FOX Ramps Up College Football Battle Against ESPN Without Requisite Ammunition

Fox 'Big Noon Kickoff' College Football Show.
Fox 'Big Noon Kickoff' College Football Show. / Meg Oliphant/Getty Images

Last year, FOX debuted its college football pregame show called Big Noon Kickoff. The idea was to have an hour of coverage leading into FOX's biggest college football game of the day at noon, usually a Big Ten showdown. They came up with a solid catchphrase, "Saturdays Start on FOX," and even made some headway cutting into ESPN's long-time monopoly over college football pregame ratings.

These were all wins and so FOX decided to add another hour to their pregame show, extending it from one hour to two this season, according to Andrew Marchand of the New York Post. But while all this seems like good news for the new kids on the block, they face a major issue in their sophomore season that isn't going to be fixed until, it appears, at least 2021.

With the Big Ten and Pac-12 postponing their football seasons this year, which FOX built its pregame analyst crew around because they have TV deals with those conferences, FOX will rely instead on the Big 12 for their Big Noon Kickoff game. There are two major issues there:

1. FOX's current analyst lineup for their pregame show is devoid of any Big 12 connections. Urban Meyer is a Big Ten/SEC guy. Reggie Bush and Matt Leinart are Pac-12. Brady Quinn went to Notre Dame. Rob Stone is the host. Who there drives viewership among Big 12 fans?

2. The Big 12 is not a marquee conference nationally. They haven't sent a team to the national championship since the College Football Playoffs began in 2014 and outside of Texas and Oklahoma, their teams don't have a national following. Even the Sooners and Longhorns have limited reach.

Last year, Meyer was the star attraction for Big Noon Kickoff. His top talking point was Ohio State and the Big Ten. His top interview was Ohio State head coach Ryan Day. While it is interesting listening to Meyer break down plays, his biggest draw for viewers is his insight into the Big Ten and connections with players and coaches there. Not having that will be a big hit.

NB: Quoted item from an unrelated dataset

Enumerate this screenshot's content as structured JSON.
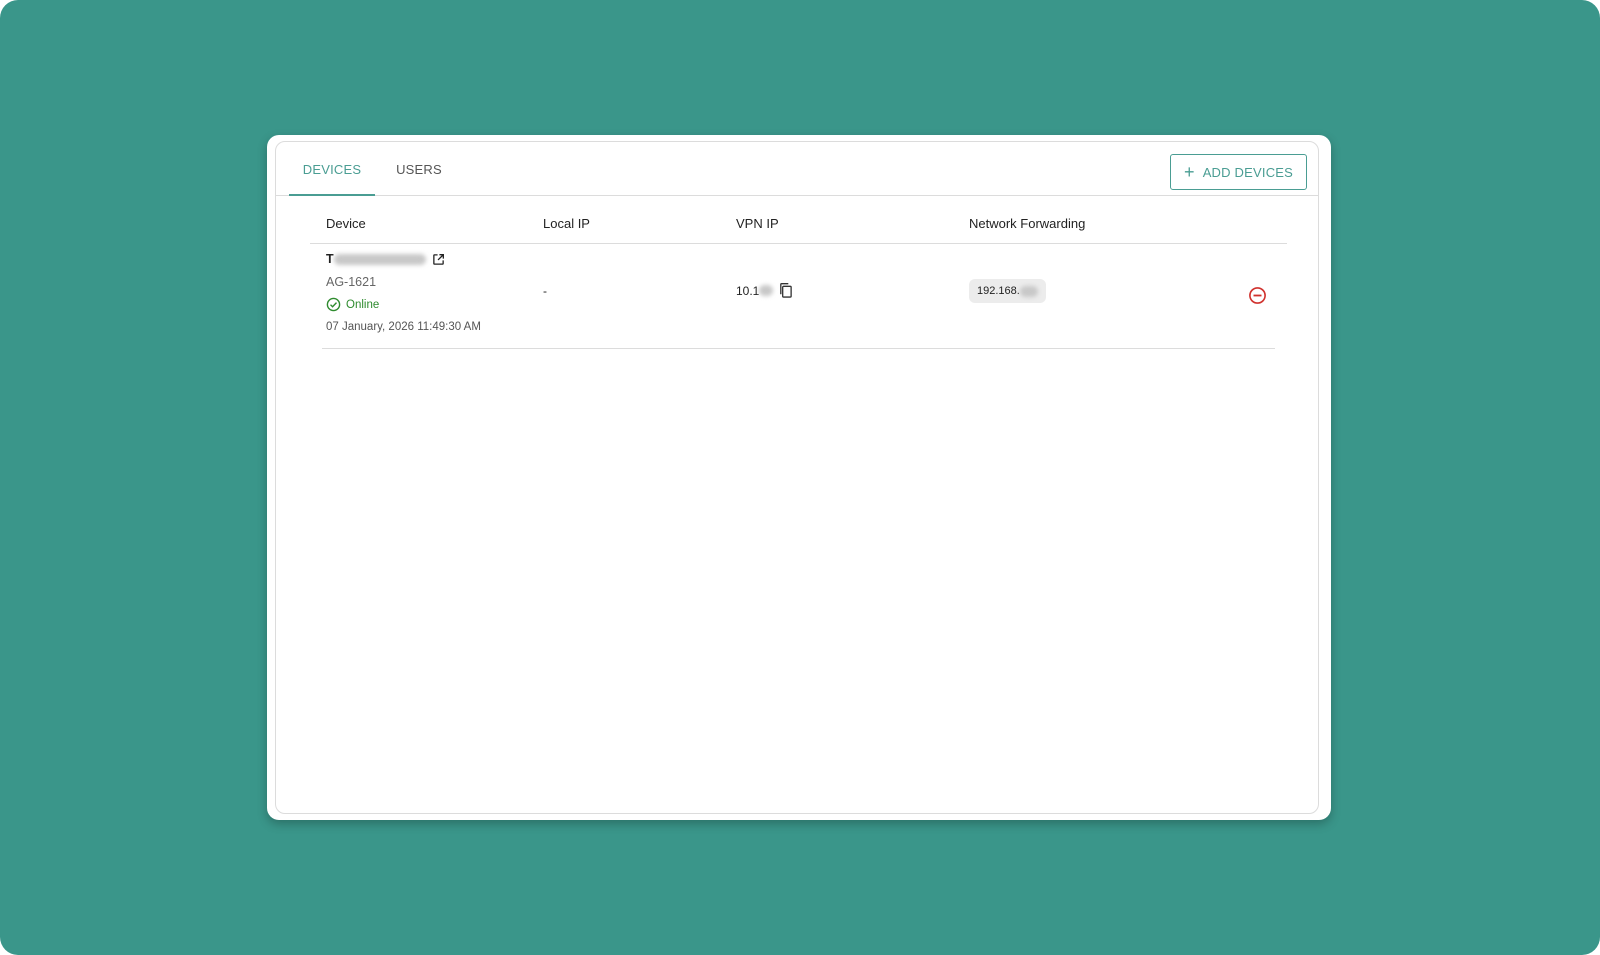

The same can be said about Bush and Leinart. Both struggled to generate added-value at times last year, and that was with all the ups and downs at USC. Without the Pac-12, what are they bringing to the table that separates them? Also, why would I listen to them talk about a conference they have no connection to -- outside of losing the national championship to Texas?

As for Quinn, he was good last year, just not great. He's a solid seat-filler, but doesn't move the needle.

Now, the argument could be made that you don't need to have played or coached in the conference you're discussing to be a successful analyst. Just look at Kirk Herbstreit (Ohio State) and Desmond Howard (Michigan). They're ESPN's top two analysts on College GameDay and they successfully comment on all the games of the day.

The big difference there is Herbstreit has long established himself as one of the most knowledgeable football analysts out there and Howard's energetic personality shines through on camera. ESPN has to deal with hosting their live show without fans this year, which will hurt the energy they always had previously. However, they still have better games to broadcast and more recognizable booth teams calling the games. Those are important elements to driving viewership, and quite frankly a lot of people will tune in to see what the vibe of College GameDay is without fans.

This isn't to say FOX can't put forward a quality pregame show this year. They can. Meyer is still a draw who delivers interesting talking points and their other analysts should take a step forward in Year 2. However, just because you produce a high-quality pregame show doesn't guarantee viewership, especially when you don't have the quality games featuring high-profile teams to back it up. FOX will be missing that in 2020 and it will be on them to drum up interest around a conference they didn't intend to build their pregame show around in the first place.